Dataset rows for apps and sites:
====================

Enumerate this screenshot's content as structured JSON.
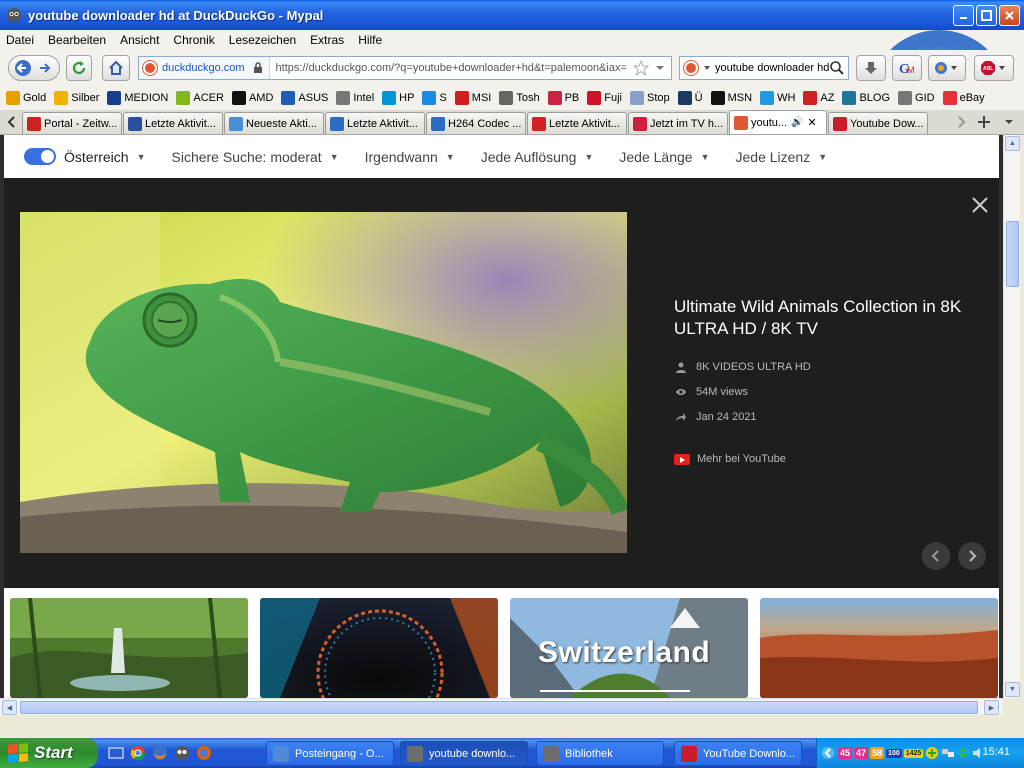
{
  "window": {
    "title": "youtube downloader hd at DuckDuckGo - Mypal"
  },
  "menu": [
    "Datei",
    "Bearbeiten",
    "Ansicht",
    "Chronik",
    "Lesezeichen",
    "Extras",
    "Hilfe"
  ],
  "navbar": {
    "site": "duckduckgo.com",
    "url": "https://duckduckgo.com/?q=youtube+downloader+hd&t=palemoon&iax=",
    "search_value": "youtube downloader hd"
  },
  "bookmarks": [
    {
      "label": "Gold",
      "color": "#e6a100"
    },
    {
      "label": "Silber",
      "color": "#f0b400"
    },
    {
      "label": "MEDION",
      "color": "#1a3c8c"
    },
    {
      "label": "ACER",
      "color": "#83b81a"
    },
    {
      "label": "AMD",
      "color": "#111111"
    },
    {
      "label": "ASUS",
      "color": "#1f5fb3"
    },
    {
      "label": "Intel",
      "color": "#777777"
    },
    {
      "label": "HP",
      "color": "#0096d6"
    },
    {
      "label": "S",
      "color": "#1e88e5"
    },
    {
      "label": "MSI",
      "color": "#d11f1f"
    },
    {
      "label": "Tosh",
      "color": "#666666"
    },
    {
      "label": "PB",
      "color": "#cc2244"
    },
    {
      "label": "Fuji",
      "color": "#d3122a"
    },
    {
      "label": "Stop",
      "color": "#8aa0c8"
    },
    {
      "label": "Ü",
      "color": "#1b3b5e"
    },
    {
      "label": "MSN",
      "color": "#111111"
    },
    {
      "label": "WH",
      "color": "#1e9be0"
    },
    {
      "label": "AZ",
      "color": "#cc2222"
    },
    {
      "label": "BLOG",
      "color": "#21759b"
    },
    {
      "label": "GID",
      "color": "#777777"
    },
    {
      "label": "eBay",
      "color": "#e53238"
    }
  ],
  "tabs": [
    {
      "label": "Portal - Zeitw...",
      "color": "#cc2222"
    },
    {
      "label": "Letzte Aktivit...",
      "color": "#2b4f9a"
    },
    {
      "label": "Neueste Akti...",
      "color": "#4a90d9"
    },
    {
      "label": "Letzte Aktivit...",
      "color": "#2b6cc4"
    },
    {
      "label": "H264 Codec ...",
      "color": "#2b6cc4"
    },
    {
      "label": "Letzte Aktivit...",
      "color": "#d42020"
    },
    {
      "label": "Jetzt im TV h...",
      "color": "#d02040"
    },
    {
      "label": "youtu...",
      "color": "#de5833",
      "active": true
    },
    {
      "label": "Youtube Dow...",
      "color": "#c81e2c"
    }
  ],
  "filters": {
    "region": "Österreich",
    "safe_search": "Sichere Suche: moderat",
    "time": "Irgendwann",
    "resolution": "Jede Auflösung",
    "length": "Jede Länge",
    "license": "Jede Lizenz"
  },
  "video": {
    "title": "Ultimate Wild Animals Collection in 8K ULTRA HD / 8K TV",
    "channel": "8K VIDEOS ULTRA HD",
    "views": "54M views",
    "date": "Jan 24 2021",
    "more_link": "Mehr bei YouTube"
  },
  "thumbnails": [
    {
      "name": "forest-waterfall",
      "overlay": ""
    },
    {
      "name": "dark-ring",
      "overlay": ""
    },
    {
      "name": "switzerland",
      "overlay": "Switzerland"
    },
    {
      "name": "red-desert",
      "overlay": ""
    }
  ],
  "taskbar": {
    "start_label": "Start",
    "buttons": [
      {
        "label": "Posteingang - O...",
        "color": "#4e8ad6"
      },
      {
        "label": "youtube downlo...",
        "color": "#6d6d6d",
        "active": true
      },
      {
        "label": "Bibliothek",
        "color": "#6d6d6d"
      },
      {
        "label": "YouTube Downlo...",
        "color": "#c81e2c"
      }
    ],
    "tray_badges": [
      "45",
      "47",
      "58",
      "100",
      "1425"
    ],
    "clock": "15:41"
  }
}
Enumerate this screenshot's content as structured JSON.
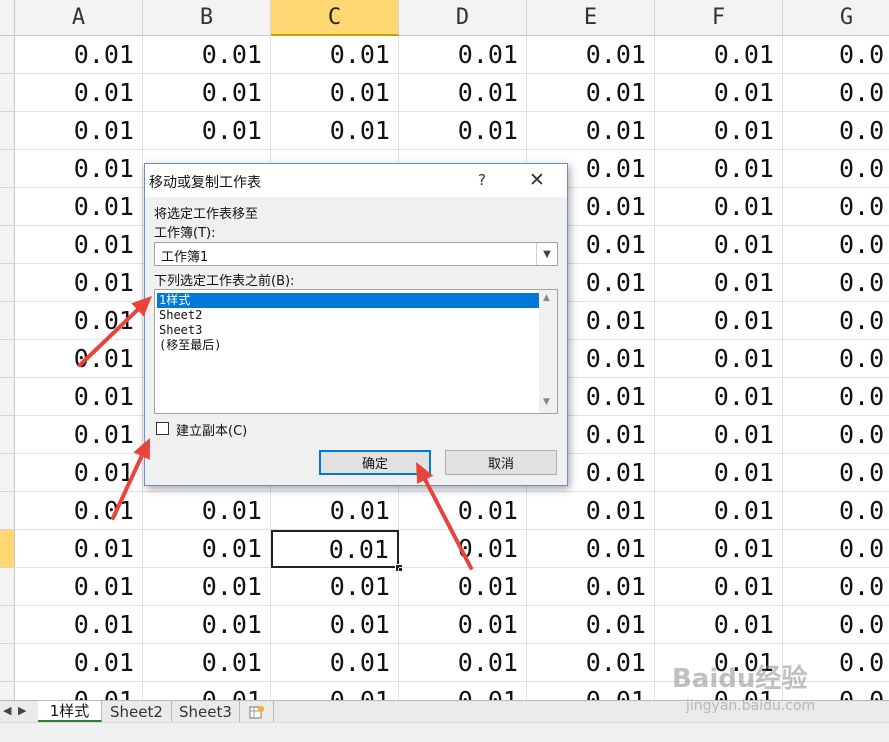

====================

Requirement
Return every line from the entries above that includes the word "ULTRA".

Result of this exercise
    "title": "Ultimate Wild Animals Collection in 8K ULTRA HD / 8K TV",
    "channel": "8K VIDEOS ULTRA HD",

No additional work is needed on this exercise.